- Work instructions
Write only the number of lines in the data that include the word "Business".

──────── Raw data

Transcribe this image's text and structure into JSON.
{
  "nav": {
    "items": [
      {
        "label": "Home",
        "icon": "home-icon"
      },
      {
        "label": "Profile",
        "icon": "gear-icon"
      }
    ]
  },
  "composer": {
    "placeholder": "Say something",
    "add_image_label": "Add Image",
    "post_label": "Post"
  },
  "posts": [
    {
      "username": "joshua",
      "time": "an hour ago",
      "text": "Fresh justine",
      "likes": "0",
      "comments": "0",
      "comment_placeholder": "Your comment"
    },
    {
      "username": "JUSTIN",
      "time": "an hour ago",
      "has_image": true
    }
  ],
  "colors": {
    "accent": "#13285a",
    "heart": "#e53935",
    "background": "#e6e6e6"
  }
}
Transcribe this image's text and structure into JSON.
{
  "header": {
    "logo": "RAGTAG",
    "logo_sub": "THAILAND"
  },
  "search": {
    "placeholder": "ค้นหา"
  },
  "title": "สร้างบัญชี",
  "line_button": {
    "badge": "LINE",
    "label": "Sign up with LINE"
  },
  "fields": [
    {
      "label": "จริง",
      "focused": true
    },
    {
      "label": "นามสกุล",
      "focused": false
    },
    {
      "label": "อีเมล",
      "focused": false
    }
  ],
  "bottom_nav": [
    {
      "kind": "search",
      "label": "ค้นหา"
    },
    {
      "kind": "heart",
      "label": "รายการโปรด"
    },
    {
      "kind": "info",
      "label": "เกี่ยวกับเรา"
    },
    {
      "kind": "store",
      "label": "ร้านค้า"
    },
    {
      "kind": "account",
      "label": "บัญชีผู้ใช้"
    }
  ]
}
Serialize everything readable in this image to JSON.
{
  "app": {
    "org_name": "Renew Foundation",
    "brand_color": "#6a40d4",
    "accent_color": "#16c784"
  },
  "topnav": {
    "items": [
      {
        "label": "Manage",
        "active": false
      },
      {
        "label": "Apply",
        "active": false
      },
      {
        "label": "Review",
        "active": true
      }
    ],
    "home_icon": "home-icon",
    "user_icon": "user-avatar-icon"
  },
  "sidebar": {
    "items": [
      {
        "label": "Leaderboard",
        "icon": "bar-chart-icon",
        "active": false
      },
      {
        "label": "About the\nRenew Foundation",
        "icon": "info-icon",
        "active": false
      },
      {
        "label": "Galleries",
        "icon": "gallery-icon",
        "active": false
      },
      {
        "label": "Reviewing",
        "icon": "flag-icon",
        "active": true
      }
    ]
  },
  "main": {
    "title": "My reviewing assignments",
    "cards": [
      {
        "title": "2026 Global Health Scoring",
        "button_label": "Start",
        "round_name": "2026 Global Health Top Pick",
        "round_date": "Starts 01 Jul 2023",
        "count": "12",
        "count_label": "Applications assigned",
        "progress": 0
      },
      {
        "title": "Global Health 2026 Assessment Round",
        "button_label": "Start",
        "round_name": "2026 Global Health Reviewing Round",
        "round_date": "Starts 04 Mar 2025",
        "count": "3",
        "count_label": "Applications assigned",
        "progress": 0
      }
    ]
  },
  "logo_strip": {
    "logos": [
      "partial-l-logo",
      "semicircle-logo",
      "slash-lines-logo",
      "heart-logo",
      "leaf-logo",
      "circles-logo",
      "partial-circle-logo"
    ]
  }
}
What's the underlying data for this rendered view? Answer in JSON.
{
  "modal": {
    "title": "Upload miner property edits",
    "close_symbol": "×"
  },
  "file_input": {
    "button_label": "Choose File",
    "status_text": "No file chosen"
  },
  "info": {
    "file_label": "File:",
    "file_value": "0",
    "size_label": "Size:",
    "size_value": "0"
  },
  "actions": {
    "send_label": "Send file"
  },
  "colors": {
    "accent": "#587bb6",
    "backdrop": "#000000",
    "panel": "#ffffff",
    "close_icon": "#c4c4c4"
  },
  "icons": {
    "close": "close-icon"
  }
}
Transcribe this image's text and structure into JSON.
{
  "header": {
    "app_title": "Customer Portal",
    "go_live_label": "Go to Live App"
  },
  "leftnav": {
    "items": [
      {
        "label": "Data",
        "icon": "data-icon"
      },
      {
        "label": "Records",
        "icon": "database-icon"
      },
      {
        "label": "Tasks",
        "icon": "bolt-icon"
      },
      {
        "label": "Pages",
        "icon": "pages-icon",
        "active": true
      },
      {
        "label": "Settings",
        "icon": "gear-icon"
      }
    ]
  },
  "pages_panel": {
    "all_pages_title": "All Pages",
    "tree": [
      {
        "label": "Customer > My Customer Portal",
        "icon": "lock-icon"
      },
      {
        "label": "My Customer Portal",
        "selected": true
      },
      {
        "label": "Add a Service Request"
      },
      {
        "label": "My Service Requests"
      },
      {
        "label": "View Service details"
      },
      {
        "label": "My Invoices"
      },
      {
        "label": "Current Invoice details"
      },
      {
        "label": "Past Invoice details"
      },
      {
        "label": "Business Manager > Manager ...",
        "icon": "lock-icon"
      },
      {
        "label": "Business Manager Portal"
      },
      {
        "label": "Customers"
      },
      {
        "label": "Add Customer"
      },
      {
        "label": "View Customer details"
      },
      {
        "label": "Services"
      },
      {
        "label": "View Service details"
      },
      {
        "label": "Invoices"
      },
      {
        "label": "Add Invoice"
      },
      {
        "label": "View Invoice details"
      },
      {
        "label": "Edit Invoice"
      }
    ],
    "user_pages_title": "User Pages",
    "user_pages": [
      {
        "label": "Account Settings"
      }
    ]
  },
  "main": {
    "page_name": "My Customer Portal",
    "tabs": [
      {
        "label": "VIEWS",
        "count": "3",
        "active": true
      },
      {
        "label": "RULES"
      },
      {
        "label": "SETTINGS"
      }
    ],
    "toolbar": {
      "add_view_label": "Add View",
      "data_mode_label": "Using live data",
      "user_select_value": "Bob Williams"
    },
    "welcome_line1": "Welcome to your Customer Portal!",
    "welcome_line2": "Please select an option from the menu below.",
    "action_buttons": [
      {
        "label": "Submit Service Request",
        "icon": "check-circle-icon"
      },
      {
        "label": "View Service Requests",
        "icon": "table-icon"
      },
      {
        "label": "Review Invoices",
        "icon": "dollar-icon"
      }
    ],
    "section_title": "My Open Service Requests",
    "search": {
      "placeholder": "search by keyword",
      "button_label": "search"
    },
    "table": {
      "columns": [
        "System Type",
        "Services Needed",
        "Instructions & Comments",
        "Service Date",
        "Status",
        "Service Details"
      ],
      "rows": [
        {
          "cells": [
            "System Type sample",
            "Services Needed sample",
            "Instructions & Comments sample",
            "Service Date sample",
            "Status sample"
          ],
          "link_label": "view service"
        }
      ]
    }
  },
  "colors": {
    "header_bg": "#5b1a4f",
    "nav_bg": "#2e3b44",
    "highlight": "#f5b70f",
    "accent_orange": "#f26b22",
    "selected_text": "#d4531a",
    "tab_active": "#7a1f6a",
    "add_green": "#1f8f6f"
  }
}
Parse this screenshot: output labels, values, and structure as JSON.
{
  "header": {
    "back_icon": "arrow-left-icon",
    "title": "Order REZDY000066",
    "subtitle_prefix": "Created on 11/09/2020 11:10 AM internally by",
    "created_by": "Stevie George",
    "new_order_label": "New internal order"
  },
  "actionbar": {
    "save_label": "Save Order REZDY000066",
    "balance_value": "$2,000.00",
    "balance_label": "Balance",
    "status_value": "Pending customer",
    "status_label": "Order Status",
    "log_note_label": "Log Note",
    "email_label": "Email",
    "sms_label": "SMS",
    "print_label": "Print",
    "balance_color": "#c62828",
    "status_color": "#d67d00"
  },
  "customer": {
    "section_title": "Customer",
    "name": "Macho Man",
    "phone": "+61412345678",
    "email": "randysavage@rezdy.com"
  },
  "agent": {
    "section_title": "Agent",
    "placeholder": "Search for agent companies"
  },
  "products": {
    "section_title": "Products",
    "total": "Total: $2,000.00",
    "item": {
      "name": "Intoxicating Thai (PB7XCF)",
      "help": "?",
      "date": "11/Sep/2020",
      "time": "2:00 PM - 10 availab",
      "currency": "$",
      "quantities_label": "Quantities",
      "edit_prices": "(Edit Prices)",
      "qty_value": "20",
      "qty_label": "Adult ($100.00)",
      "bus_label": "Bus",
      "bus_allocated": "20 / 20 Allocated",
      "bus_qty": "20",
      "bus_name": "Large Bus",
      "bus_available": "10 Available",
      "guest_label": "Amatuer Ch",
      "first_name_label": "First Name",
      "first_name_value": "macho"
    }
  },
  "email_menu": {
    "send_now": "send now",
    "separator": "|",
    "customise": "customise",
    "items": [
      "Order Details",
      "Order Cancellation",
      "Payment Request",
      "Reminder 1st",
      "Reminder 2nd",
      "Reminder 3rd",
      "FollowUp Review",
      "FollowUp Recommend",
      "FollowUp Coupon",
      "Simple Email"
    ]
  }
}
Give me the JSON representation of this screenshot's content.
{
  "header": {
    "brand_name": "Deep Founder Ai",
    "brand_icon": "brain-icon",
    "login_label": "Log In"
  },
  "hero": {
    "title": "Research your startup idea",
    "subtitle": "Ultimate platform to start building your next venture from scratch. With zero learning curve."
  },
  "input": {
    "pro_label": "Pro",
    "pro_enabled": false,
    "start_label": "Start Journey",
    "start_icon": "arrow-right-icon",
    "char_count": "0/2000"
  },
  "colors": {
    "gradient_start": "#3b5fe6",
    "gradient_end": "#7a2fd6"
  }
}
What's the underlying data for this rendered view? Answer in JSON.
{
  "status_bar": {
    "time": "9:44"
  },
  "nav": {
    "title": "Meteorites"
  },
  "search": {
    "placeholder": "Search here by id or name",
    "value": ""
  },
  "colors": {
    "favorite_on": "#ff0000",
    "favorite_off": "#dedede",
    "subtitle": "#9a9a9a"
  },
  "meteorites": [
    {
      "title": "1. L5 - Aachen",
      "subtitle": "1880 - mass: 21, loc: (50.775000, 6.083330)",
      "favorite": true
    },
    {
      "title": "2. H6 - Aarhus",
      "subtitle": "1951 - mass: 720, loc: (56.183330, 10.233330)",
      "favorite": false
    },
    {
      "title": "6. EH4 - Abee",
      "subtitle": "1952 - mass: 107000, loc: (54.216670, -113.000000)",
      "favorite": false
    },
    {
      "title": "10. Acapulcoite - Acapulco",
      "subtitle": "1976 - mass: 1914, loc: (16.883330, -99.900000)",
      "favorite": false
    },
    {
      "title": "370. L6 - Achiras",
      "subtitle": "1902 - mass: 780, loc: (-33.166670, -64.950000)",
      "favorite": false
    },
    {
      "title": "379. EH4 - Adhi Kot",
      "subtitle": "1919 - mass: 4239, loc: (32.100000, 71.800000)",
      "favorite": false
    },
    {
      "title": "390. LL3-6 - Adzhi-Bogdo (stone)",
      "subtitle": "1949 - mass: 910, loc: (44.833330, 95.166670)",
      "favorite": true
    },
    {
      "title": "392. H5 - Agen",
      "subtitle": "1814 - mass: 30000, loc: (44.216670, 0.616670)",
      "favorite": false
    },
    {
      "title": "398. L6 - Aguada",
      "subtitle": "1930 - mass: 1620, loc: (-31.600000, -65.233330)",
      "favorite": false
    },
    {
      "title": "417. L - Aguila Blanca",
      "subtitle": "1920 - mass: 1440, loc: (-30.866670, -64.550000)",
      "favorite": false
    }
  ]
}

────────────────

- Response below
2